Asbury Automotive Group's acquisition appetite appears to be sated for the time being as the retailer concentrates on bringing 10 luxury dealerships in Texas into its fold and paying down debt.
The nation's seventh-largest dealership group is getting a head start on the debt repayment by exiting the Mississippi market and shedding some underperforming Nissan stores. It signed deals in the fourth quarter to sell five stores in Mississippi, including two Nissan dealerships, and another Nissan store in Atlanta.
That move followed Asbury's December announcement that it would buy 10 dealerships from Park Place Dealerships in Texas in a $1 billion all-cash deal. It also purchased a Chrysler-Dodge-Jeep-Ram store in Colorado in January.
"I don't think you'll see much [acquisition activity] in 2020, but our focus is really paying down debt," Asbury CEO David Hult told analysts on a conference call last week after Asbury reported higher fourth-quarter income and revenue. "Certainly soon after that, we'll be looking hard at the Colorado market and looking for opportunity."
Asbury called out a "midline import brand" for hurting results to the tune of 10 cents per share in the fourth quarter. Analysts told Automotive News that the brand was Nissan. Rick Nelson, an analyst with Stephens, estimated the Nissan hit to Asbury for the period at $1.9 million after taxes.
Hult did address the sale of the Nissan stores in the conference call last week.
"We look at it from a standpoint of our overall portfolio, and maybe we were too heavily invested in the brand," he said. "And this made more sense to divest."
When it reported third-quarter results in October, Asbury said its performance was hurt by 14 cents per share because of incentive changes at a single midline import brand, according to then-CFO Sean Goodman. Though Asbury declined to name the brand, analysts then also cited Nissan as the culprit.
Nissan stores accounted for 8 percent of Asbury's new-vehicle revenue in 2019. That's down from 11 percent in 2018, company reports indicate. In all, Asbury moved to drop four Nissan stores in 2019, after divesting another one in Houston during the second quarter.
Unpopular incentive programs and aging products are among the reasons Asbury and other public retailers have backed away from the Nissan brand in recent years.
Sonic Automotive sold one Nissan store in 2018 and two in 2014, leaving it with one remaining Nissan outlet. AutoNation Inc. has seven Nissan dealerships, down from 10 at the end of 2018. Nationwide, Nissan's market share has dropped 1.2 percentage points to 7.2 percent during the past two years, the lowest share for the brand since 2012, according to the Automotive News Data Center.
Divesting stores not only reduces Asbury's exposure to Nissan — it also generates cash as the retailer digests the Park Place acquisition and turns attention to its newest market, Colorado. The pending store sales will provide cash flow to help offset some of the costs incurred in the acquisition, Nelson of Stephens said.
The Park Place deal "is a whopper," he said. "It's $1.9 billion in revenue. There's a lot of benefits that are going to come with that, but they're going to fund that by taking on more debt."
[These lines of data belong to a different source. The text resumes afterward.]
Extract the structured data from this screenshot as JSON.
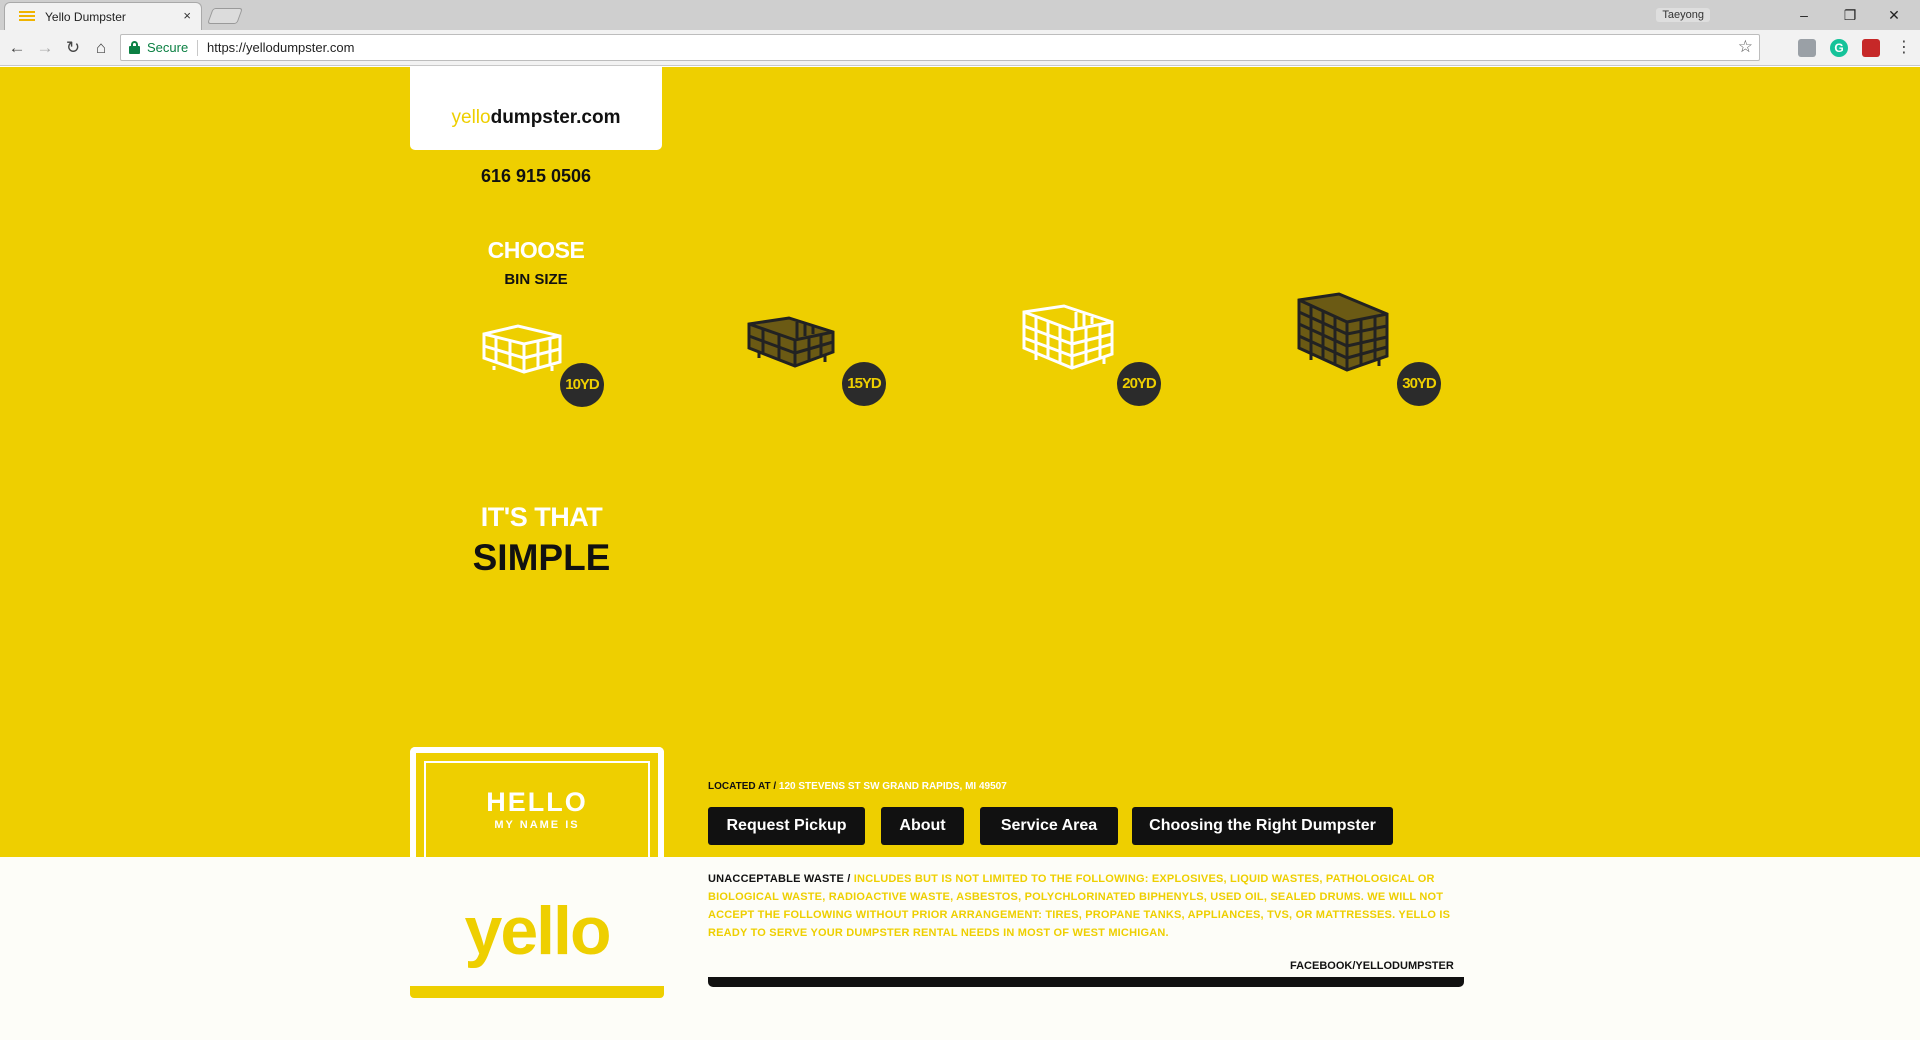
{
  "browser": {
    "tab_title": "Yello Dumpster",
    "tab_close": "×",
    "profile_name": "Taeyong",
    "secure_label": "Secure",
    "url": "https://yellodumpster.com",
    "window_buttons": {
      "minimize": "–",
      "restore": "❐",
      "close": "✕"
    }
  },
  "header": {
    "logo_prefix": "yello",
    "logo_suffix": "dumpster.com",
    "phone": "616 915 0506"
  },
  "chooser": {
    "title": "CHOOSE",
    "subtitle": "BIN SIZE",
    "bins": [
      {
        "label": "10YD",
        "style": "outline"
      },
      {
        "label": "15YD",
        "style": "filled"
      },
      {
        "label": "20YD",
        "style": "outline"
      },
      {
        "label": "30YD",
        "style": "filled"
      }
    ]
  },
  "tagline": {
    "line1": "IT'S THAT",
    "line2": "SIMPLE"
  },
  "nametag": {
    "hello": "HELLO",
    "my_name_is": "MY NAME IS",
    "name": "yello"
  },
  "footer": {
    "located_label": "LOCATED AT /",
    "address": "120 STEVENS ST SW GRAND RAPIDS, MI 49507",
    "nav": [
      "Request Pickup",
      "About",
      "Service Area",
      "Choosing the Right Dumpster"
    ],
    "waste_label": "UNACCEPTABLE WASTE /",
    "waste_text": "INCLUDES BUT IS NOT LIMITED TO THE FOLLOWING: EXPLOSIVES, LIQUID WASTES, PATHOLOGICAL OR BIOLOGICAL WASTE, RADIOACTIVE WASTE, ASBESTOS, POLYCHLORINATED BIPHENYLS, USED OIL, SEALED DRUMS. WE WILL NOT ACCEPT THE FOLLOWING WITHOUT PRIOR ARRANGEMENT: TIRES, PROPANE TANKS, APPLIANCES, TVS, OR MATTRESSES. YELLO IS READY TO SERVE YOUR DUMPSTER RENTAL NEEDS IN MOST OF WEST MICHIGAN.",
    "facebook": "FACEBOOK/YELLODUMPSTER"
  },
  "colors": {
    "brand_yellow": "#eecf00",
    "dark": "#111111",
    "badge": "#2b2b2b"
  }
}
According to documents filed with the SEC, Asbury is expanding its debt facility with Bank of America and other lenders. Nelson said proceeds from the Mississippi divestitures and income from the Park Place stores will position the company well to hit its targets. The Texas locations also will increase Asbury's luxury revenue mix to around 50 percent.
"They've got a nice, visible growth trajectory here as they realize the synergies with the acquisition," Nelson said. "They paid a big price for it, but I think it makes a lot of sense."
Melissa Burden contributed to this report.